When bleach was discovered, women used it to achieve a yellow color, which became known as the sign of prostitutes. The focus shifted to naturally red hair when Queen Elizabeth took the throne, as she suffered from a genetic mutation which caused this. Red heads became more common in Scotland and Ireland, and everywhere else, black hair was still the norm.
When William Perkins discovered mauve during an experiment that went wrong, the concept of mixing two or more chemicals together to create a dye became well-known. So colorless chemicals were developed and mixed in varying ratios to dye hair. When the movie Platinum Blonde was released, the trend of having pale hair increased greatly. People began to go blonde everywhere. This was when a chemical was discovered to gently lighten hair color instead of completely bleaching it, and since then, there have been varying degrees of blonde and brown hair.
Youngsters prefer to sport bright, flashy colors, like teal, blue, purple, and even pink. Image credit: Photo by Tom van Kessel on Unsplash
With the arrival of pop-culture and its influence on the world, these mundane colors are reserved for the elderly. Youngsters prefer to sport bright, flashy colors, like teal, blue, purple, and even pink. Every time a new star sports a different color, the trend sparks interest in others, and sweeps across the globe like a wildfire. Hair dye has come a long way since the time of the Egyptians in the first century. Two thousand years hence, it has the potential to grow into so much more.
Keywords: Hair Color, Hair Dye, Egyptians, Perkins, Pop Culture
The history of Daryaganj goes back to the era of Mughal dynasty, and so its history is as old as the old city of Shahjahanabad, now Chandni Chowk. Interestingly, this market was known as Faiz Bazaar in the Mughal era and was considered as an important commercial place.
In fact, at that time this area was very posh, and had beautiful houses on both sides of a stream from a hauz (meaning, water storage tank) flowing down the centre. Not only this, trees were lined up for shade and it looked like a marvellous garden had been turned into a market.
Also, there used to be Lohe ka Pull which used to connect shops lined on both sides of the market starting from Delhi Gate to the Iron Bridge, but now the pull no longer exists. Well, there's no doubt that the old city of Shahjahanabad was beautiful crafted!
One of the most beautiful things about Daryaganj is its famous book market, known as the Sunday Patri Kitaab Bazaar.

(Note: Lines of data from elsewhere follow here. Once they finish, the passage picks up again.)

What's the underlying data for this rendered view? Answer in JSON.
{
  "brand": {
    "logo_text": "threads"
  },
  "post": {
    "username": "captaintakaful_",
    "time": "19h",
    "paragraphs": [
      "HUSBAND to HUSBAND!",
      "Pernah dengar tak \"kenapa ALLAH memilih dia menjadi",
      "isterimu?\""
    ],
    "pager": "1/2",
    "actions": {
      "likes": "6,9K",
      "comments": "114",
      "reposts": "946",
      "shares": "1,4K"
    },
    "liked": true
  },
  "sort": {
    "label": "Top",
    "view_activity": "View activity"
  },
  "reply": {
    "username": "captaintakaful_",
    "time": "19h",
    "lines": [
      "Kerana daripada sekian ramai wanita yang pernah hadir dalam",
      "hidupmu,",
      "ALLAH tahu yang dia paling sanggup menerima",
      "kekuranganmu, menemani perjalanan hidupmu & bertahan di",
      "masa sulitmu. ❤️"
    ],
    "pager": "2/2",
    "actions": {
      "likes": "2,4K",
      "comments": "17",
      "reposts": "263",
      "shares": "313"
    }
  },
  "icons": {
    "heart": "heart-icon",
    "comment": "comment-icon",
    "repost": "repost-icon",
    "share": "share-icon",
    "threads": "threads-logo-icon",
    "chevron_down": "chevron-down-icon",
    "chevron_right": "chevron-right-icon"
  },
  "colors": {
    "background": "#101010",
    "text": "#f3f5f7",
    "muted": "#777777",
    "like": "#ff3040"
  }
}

Sunday is specifically added here because the book market takes place only on Sundays, that, too, from 9am till 6pm.
Booksellers set up their shops on Patri (footpath). Hence, the name is Sunday Patri Kitaab Bazaar. Photo by Flickr.
In this market, you can find all kinds and genres of books at cheapest rates. In fact, some booksellers sell books according to kilos, and this is really astounding to see. From stationery to art supplies, you can find everything here and that, too, in a lot of variety.

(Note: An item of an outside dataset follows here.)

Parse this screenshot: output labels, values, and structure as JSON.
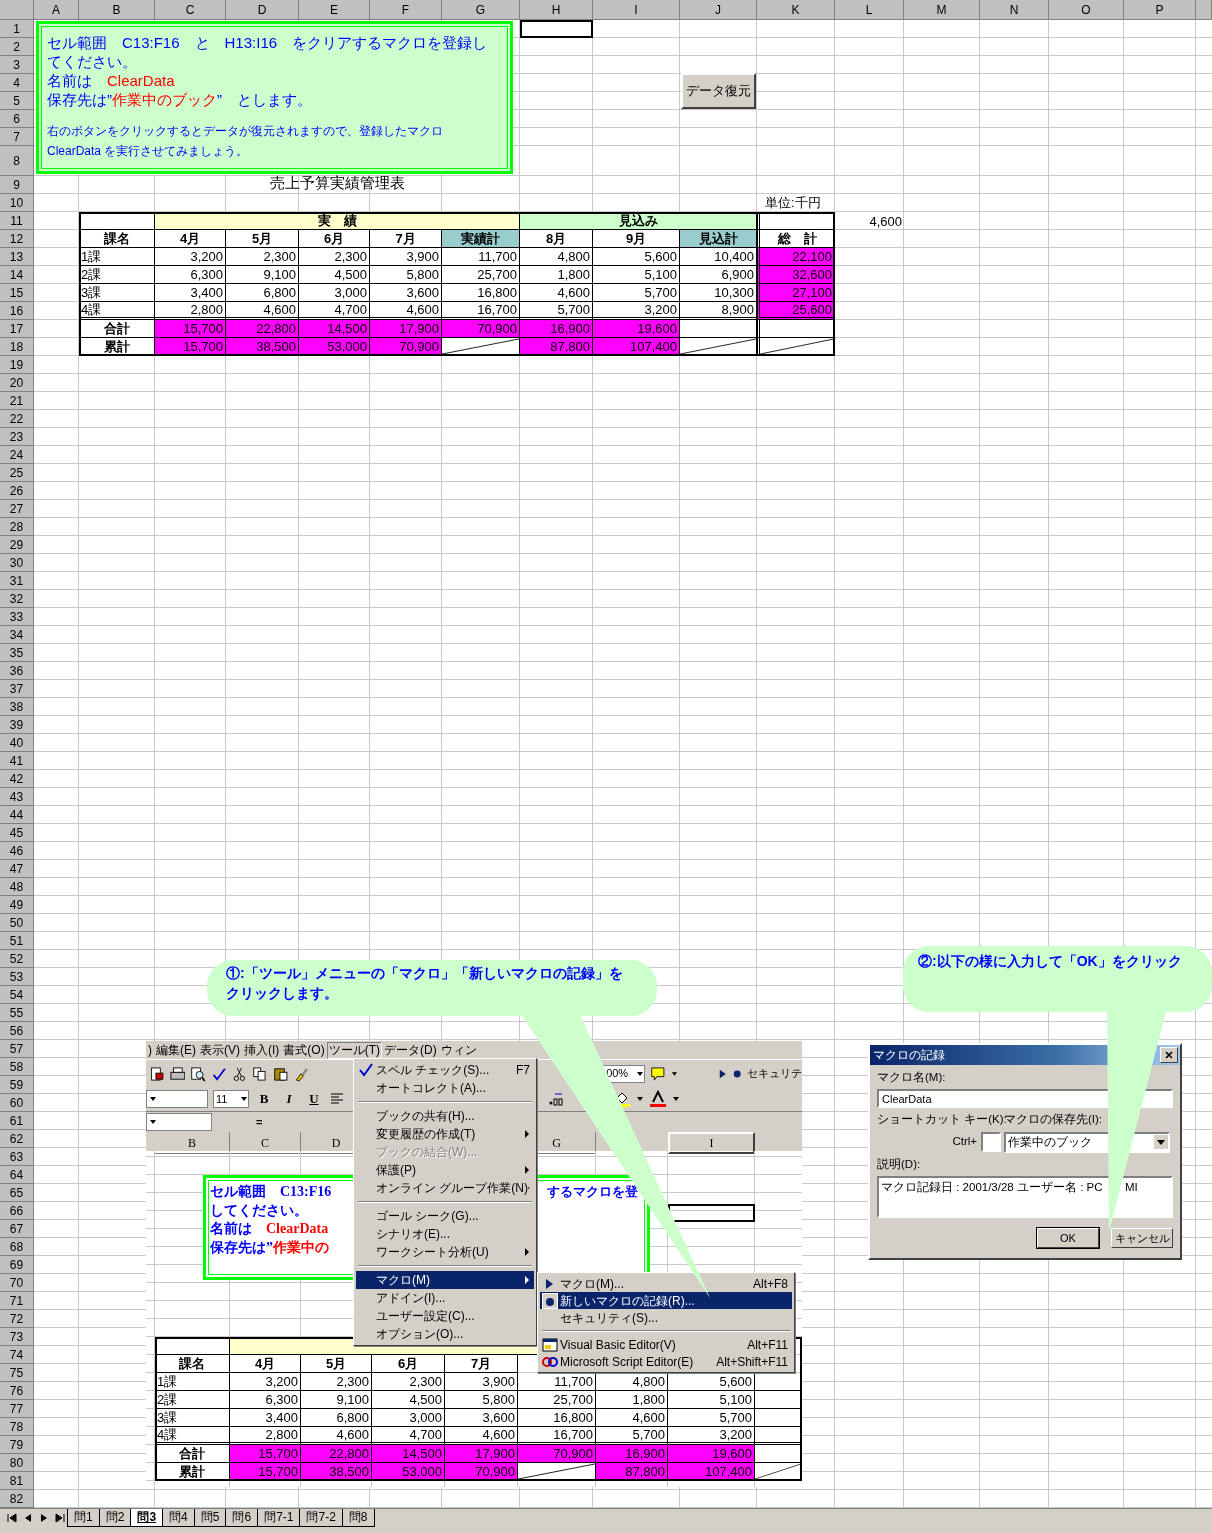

It is interesting to see that some of the shopkeepers of Daryaganj book market are selling books from the past 50-60 years. Not only this, Daryaganj book market is also famous for its branded electronic goods and science lab equipments.
Apart from this, you can also find some of the lost traces of British rule, which once existed in India, in this market in the form of coins, photographs, and even their personal belongings. There is absolutely no doubt that Daryaganj book market offers a lot more than books, as it offers glimpses of the past.

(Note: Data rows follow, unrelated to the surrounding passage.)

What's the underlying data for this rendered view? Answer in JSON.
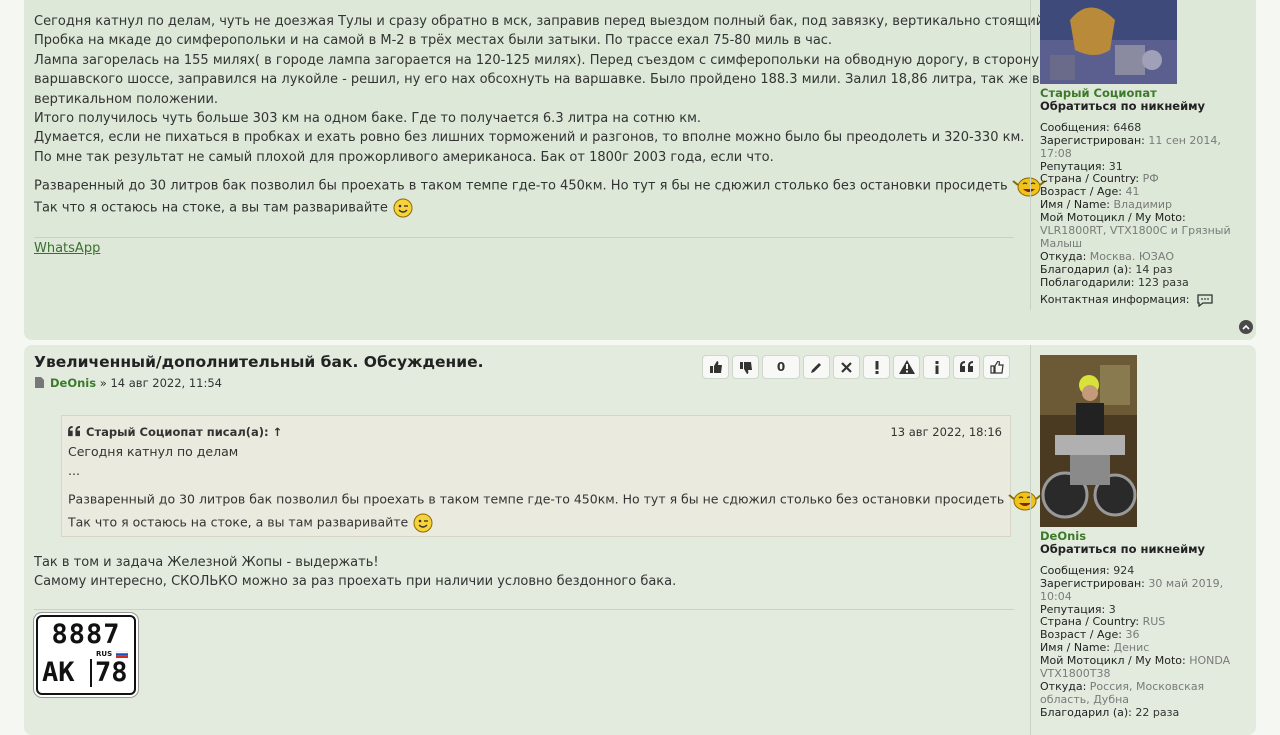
{
  "post1": {
    "lines": [
      "Сегодня катнул по делам, чуть не доезжая Тулы и сразу обратно в мск, заправив перед выездом полный бак, под завязку, вертикально стоящий мот.",
      "Пробка на мкаде до симферопольки и на самой в М-2 в трёх местах были затыки. По трассе ехал 75-80 миль в час.",
      "Лампа загорелась на 155 милях( в городе лампа загорается на 120-125 милях). Перед съездом с симферопольки на обводную дорогу, в сторону",
      "варшавского шоссе, заправился на лукойле - решил, ну его нах обсохнуть на варшавке. Было пройдено 188.3 мили. Залил 18,86 литра, так же в",
      "вертикальном положении.",
      "Итого получилось чуть больше 303 км на одном баке. Где то получается 6.3 литра на сотню км.",
      "Думается, если не пихаться в пробках и ехать ровно без лишних торможений и разгонов, то вполне можно было бы преодолеть и 320-330 км.",
      "По мне так результат не самый плохой для прожорливого американоса. Бак от 1800г 2003 года, если что."
    ],
    "line_smiley1": "Разваренный до 30 литров бак позволил бы проехать в таком темпе где-то 450км. Но тут я бы не сдюжил столько без остановки просидеть",
    "line_smiley2": "Так что я остаюсь на стоке, а вы там разваривайте",
    "signature_link": "WhatsApp",
    "profile": {
      "username": "Старый Социопат",
      "contact_nick": "Обратиться по никнейму",
      "fields": [
        {
          "label": "Сообщения:",
          "value": "6468",
          "dark": true
        },
        {
          "label": "Зарегистрирован:",
          "value": "11 сен 2014, 17:08",
          "dark": false
        },
        {
          "label": "Репутация:",
          "value": "31",
          "dark": true
        },
        {
          "label": "Страна / Country:",
          "value": "РФ",
          "dark": false
        },
        {
          "label": "Возраст / Age:",
          "value": "41",
          "dark": false
        },
        {
          "label": "Имя / Name:",
          "value": "Владимир",
          "dark": false
        },
        {
          "label": "Мой Мотоцикл / My Moto:",
          "value": "VLR1800RT, VTX1800C и Грязный Малыш",
          "dark": false
        },
        {
          "label": "Откуда:",
          "value": "Москва. ЮЗАО",
          "dark": false
        },
        {
          "label": "Благодарил (а):",
          "value": "14 раз",
          "dark": true
        },
        {
          "label": "Поблагодарили:",
          "value": "123 раза",
          "dark": true
        }
      ],
      "contact_info": "Контактная информация:"
    }
  },
  "post2": {
    "title": "Увеличенный/дополнительный бак. Обсуждение.",
    "author": "DeOnis",
    "date": "» 14 авг 2022, 11:54",
    "like_count": "0",
    "quote": {
      "header": "Старый Социопат писал(а): ↑",
      "date": "13 авг 2022, 18:16",
      "line1": "Сегодня катнул по делам",
      "line2": "...",
      "line3": "Разваренный до 30 литров бак позволил бы проехать в таком темпе где-то 450км. Но тут я бы не сдюжил столько без остановки просидеть",
      "line4": "Так что я остаюсь на стоке, а вы там разваривайте"
    },
    "reply": [
      "Так в том и задача Железной Жопы - выдержать!",
      "Самому интересно, СКОЛЬКО можно за раз проехать при наличии условно бездонного бака."
    ],
    "plate": {
      "top": "8887",
      "region_label": "RUS",
      "letters": "АК",
      "region": "78"
    },
    "profile": {
      "username": "DeOnis",
      "contact_nick": "Обратиться по никнейму",
      "fields": [
        {
          "label": "Сообщения:",
          "value": "924",
          "dark": true
        },
        {
          "label": "Зарегистрирован:",
          "value": "30 май 2019, 10:04",
          "dark": false
        },
        {
          "label": "Репутация:",
          "value": "3",
          "dark": true
        },
        {
          "label": "Страна / Country:",
          "value": "RUS",
          "dark": false
        },
        {
          "label": "Возраст / Age:",
          "value": "36",
          "dark": false
        },
        {
          "label": "Имя / Name:",
          "value": "Денис",
          "dark": false
        },
        {
          "label": "Мой Мотоцикл / My Moto:",
          "value": "HONDA VTX1800T38",
          "dark": false
        },
        {
          "label": "Откуда:",
          "value": "Россия, Московская область, Дубна",
          "dark": false
        },
        {
          "label": "Благодарил (а):",
          "value": "22 раза",
          "dark": true
        }
      ]
    }
  }
}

So, if you are someone who is not just into books but also colonisation of India, then you must visit Daryaganj book market and experience a mixture of past and present!
Keywords: Daryaganj Book Market, Books, Old Delhi, Chandni Chowk, India, Mughal Dynasty.